- **TASK**:
What is needed is an exact copy of the whole listing below, with no pictures.

....................

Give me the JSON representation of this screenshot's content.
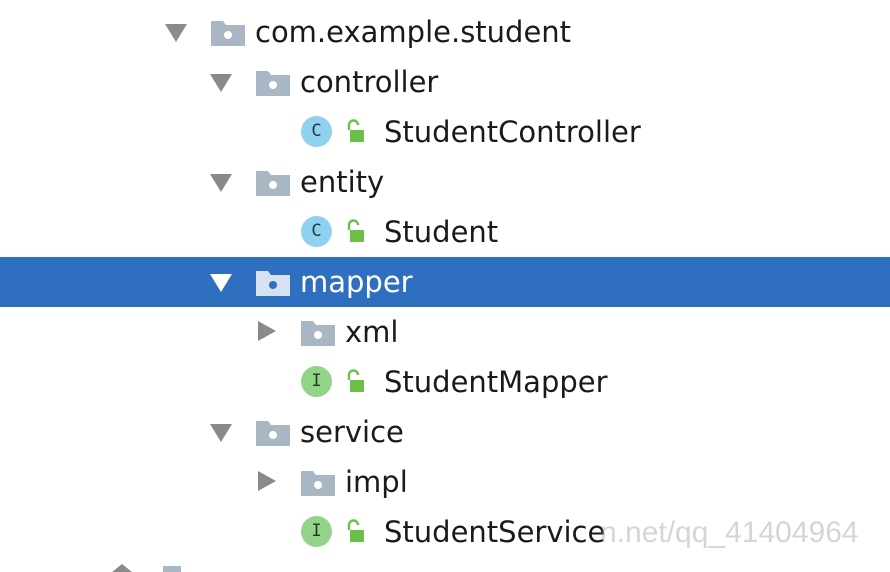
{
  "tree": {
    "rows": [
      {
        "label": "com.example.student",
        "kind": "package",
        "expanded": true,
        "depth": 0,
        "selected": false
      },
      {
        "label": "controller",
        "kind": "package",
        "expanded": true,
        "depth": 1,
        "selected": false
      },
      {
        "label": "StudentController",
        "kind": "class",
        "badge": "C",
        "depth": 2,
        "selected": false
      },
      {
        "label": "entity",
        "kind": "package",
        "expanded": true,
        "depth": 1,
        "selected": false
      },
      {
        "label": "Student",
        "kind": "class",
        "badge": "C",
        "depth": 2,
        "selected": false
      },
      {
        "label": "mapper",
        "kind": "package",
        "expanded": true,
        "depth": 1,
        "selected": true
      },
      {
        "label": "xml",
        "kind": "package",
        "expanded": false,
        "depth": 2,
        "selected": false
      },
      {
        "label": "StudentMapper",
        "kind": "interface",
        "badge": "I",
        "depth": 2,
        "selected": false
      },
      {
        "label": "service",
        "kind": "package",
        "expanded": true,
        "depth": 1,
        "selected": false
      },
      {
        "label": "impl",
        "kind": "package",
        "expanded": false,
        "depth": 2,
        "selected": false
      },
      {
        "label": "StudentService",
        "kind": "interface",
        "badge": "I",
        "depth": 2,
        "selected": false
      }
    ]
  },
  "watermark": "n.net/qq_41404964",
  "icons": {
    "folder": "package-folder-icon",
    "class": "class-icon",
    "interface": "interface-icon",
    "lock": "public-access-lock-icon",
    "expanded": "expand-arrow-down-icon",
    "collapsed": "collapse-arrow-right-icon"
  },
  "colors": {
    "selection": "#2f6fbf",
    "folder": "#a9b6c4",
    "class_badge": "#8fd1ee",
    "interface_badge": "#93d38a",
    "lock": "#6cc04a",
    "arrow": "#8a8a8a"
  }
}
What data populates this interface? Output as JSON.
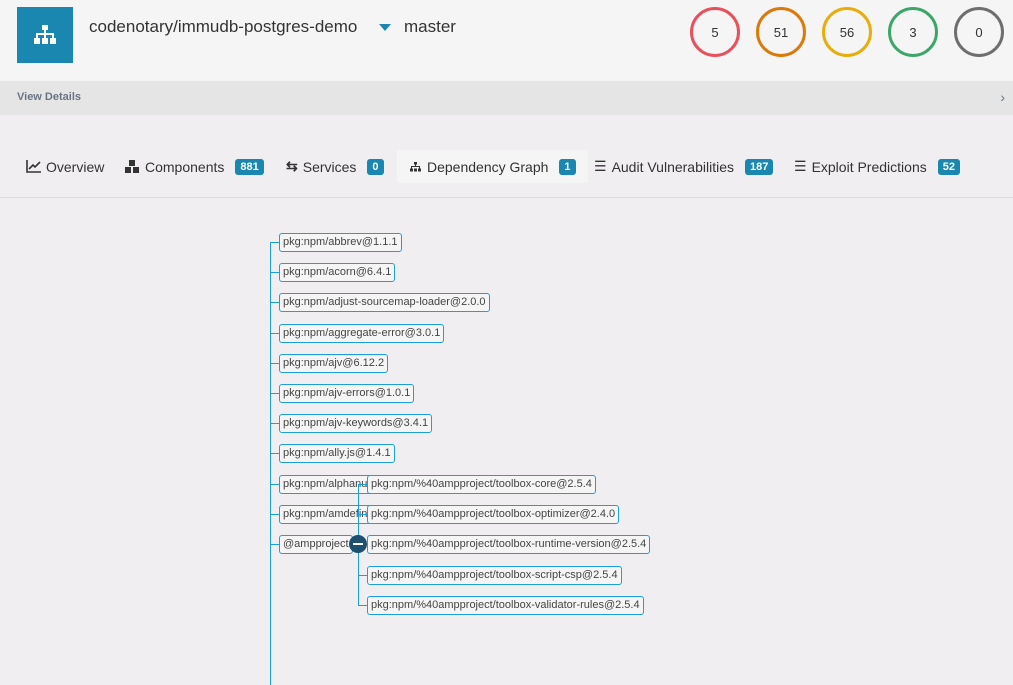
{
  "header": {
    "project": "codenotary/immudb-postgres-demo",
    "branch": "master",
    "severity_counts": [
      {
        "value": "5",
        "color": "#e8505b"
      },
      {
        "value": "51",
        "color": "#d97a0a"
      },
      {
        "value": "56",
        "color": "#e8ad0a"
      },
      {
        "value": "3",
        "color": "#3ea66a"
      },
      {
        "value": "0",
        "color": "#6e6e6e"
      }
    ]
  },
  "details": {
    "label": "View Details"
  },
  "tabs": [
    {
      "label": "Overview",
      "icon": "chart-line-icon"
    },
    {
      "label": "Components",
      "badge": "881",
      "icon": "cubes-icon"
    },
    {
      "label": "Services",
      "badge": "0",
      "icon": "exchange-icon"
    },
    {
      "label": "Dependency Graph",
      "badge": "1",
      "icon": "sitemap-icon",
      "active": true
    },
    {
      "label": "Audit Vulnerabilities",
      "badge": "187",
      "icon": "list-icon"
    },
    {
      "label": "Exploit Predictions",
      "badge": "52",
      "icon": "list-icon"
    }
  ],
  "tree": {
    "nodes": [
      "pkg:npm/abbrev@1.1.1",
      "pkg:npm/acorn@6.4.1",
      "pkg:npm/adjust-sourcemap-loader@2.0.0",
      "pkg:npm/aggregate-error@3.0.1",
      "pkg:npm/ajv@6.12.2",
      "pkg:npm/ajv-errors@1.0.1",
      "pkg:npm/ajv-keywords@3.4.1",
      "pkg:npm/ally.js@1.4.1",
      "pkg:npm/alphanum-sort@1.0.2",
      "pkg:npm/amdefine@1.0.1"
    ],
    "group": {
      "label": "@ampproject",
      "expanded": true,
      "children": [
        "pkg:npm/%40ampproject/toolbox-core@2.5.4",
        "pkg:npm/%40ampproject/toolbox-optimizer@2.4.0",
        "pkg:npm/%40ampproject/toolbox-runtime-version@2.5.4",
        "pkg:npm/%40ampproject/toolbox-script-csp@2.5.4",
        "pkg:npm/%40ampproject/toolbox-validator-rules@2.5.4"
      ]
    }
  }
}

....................

- **ANSWER**:
Give me the JSON representation of this screenshot's content.
{
  "tree": {
    "rows": [
      {
        "label": "com.example.student",
        "kind": "package",
        "expanded": true,
        "depth": 0,
        "selected": false
      },
      {
        "label": "controller",
        "kind": "package",
        "expanded": true,
        "depth": 1,
        "selected": false
      },
      {
        "label": "StudentController",
        "kind": "class",
        "badge": "C",
        "depth": 2,
        "selected": false
      },
      {
        "label": "entity",
        "kind": "package",
        "expanded": true,
        "depth": 1,
        "selected": false
      },
      {
        "label": "Student",
        "kind": "class",
        "badge": "C",
        "depth": 2,
        "selected": false
      },
      {
        "label": "mapper",
        "kind": "package",
        "expanded": true,
        "depth": 1,
        "selected": true
      },
      {
        "label": "xml",
        "kind": "package",
        "expanded": false,
        "depth": 2,
        "selected": false
      },
      {
        "label": "StudentMapper",
        "kind": "interface",
        "badge": "I",
        "depth": 2,
        "selected": false
      },
      {
        "label": "service",
        "kind": "package",
        "expanded": true,
        "depth": 1,
        "selected": false
      },
      {
        "label": "impl",
        "kind": "package",
        "expanded": false,
        "depth": 2,
        "selected": false
      },
      {
        "label": "StudentService",
        "kind": "interface",
        "badge": "I",
        "depth": 2,
        "selected": false
      }
    ]
  },
  "watermark": "n.net/qq_41404964",
  "icons": {
    "folder": "package-folder-icon",
    "class": "class-icon",
    "interface": "interface-icon",
    "lock": "public-access-lock-icon",
    "expanded": "expand-arrow-down-icon",
    "collapsed": "collapse-arrow-right-icon"
  },
  "colors": {
    "selection": "#2f6fbf",
    "folder": "#a9b6c4",
    "class_badge": "#8fd1ee",
    "interface_badge": "#93d38a",
    "lock": "#6cc04a",
    "arrow": "#8a8a8a"
  }
}
What data populates this interface? Output as JSON.
{
  "header": {
    "project": "codenotary/immudb-postgres-demo",
    "branch": "master",
    "severity_counts": [
      {
        "value": "5",
        "color": "#e8505b"
      },
      {
        "value": "51",
        "color": "#d97a0a"
      },
      {
        "value": "56",
        "color": "#e8ad0a"
      },
      {
        "value": "3",
        "color": "#3ea66a"
      },
      {
        "value": "0",
        "color": "#6e6e6e"
      }
    ]
  },
  "details": {
    "label": "View Details"
  },
  "tabs": [
    {
      "label": "Overview",
      "icon": "chart-line-icon"
    },
    {
      "label": "Components",
      "badge": "881",
      "icon": "cubes-icon"
    },
    {
      "label": "Services",
      "badge": "0",
      "icon": "exchange-icon"
    },
    {
      "label": "Dependency Graph",
      "badge": "1",
      "icon": "sitemap-icon",
      "active": true
    },
    {
      "label": "Audit Vulnerabilities",
      "badge": "187",
      "icon": "list-icon"
    },
    {
      "label": "Exploit Predictions",
      "badge": "52",
      "icon": "list-icon"
    }
  ],
  "tree": {
    "nodes": [
      "pkg:npm/abbrev@1.1.1",
      "pkg:npm/acorn@6.4.1",
      "pkg:npm/adjust-sourcemap-loader@2.0.0",
      "pkg:npm/aggregate-error@3.0.1",
      "pkg:npm/ajv@6.12.2",
      "pkg:npm/ajv-errors@1.0.1",
      "pkg:npm/ajv-keywords@3.4.1",
      "pkg:npm/ally.js@1.4.1",
      "pkg:npm/alphanum-sort@1.0.2",
      "pkg:npm/amdefine@1.0.1"
    ],
    "group": {
      "label": "@ampproject",
      "expanded": true,
      "children": [
        "pkg:npm/%40ampproject/toolbox-core@2.5.4",
        "pkg:npm/%40ampproject/toolbox-optimizer@2.4.0",
        "pkg:npm/%40ampproject/toolbox-runtime-version@2.5.4",
        "pkg:npm/%40ampproject/toolbox-script-csp@2.5.4",
        "pkg:npm/%40ampproject/toolbox-validator-rules@2.5.4"
      ]
    }
  }
}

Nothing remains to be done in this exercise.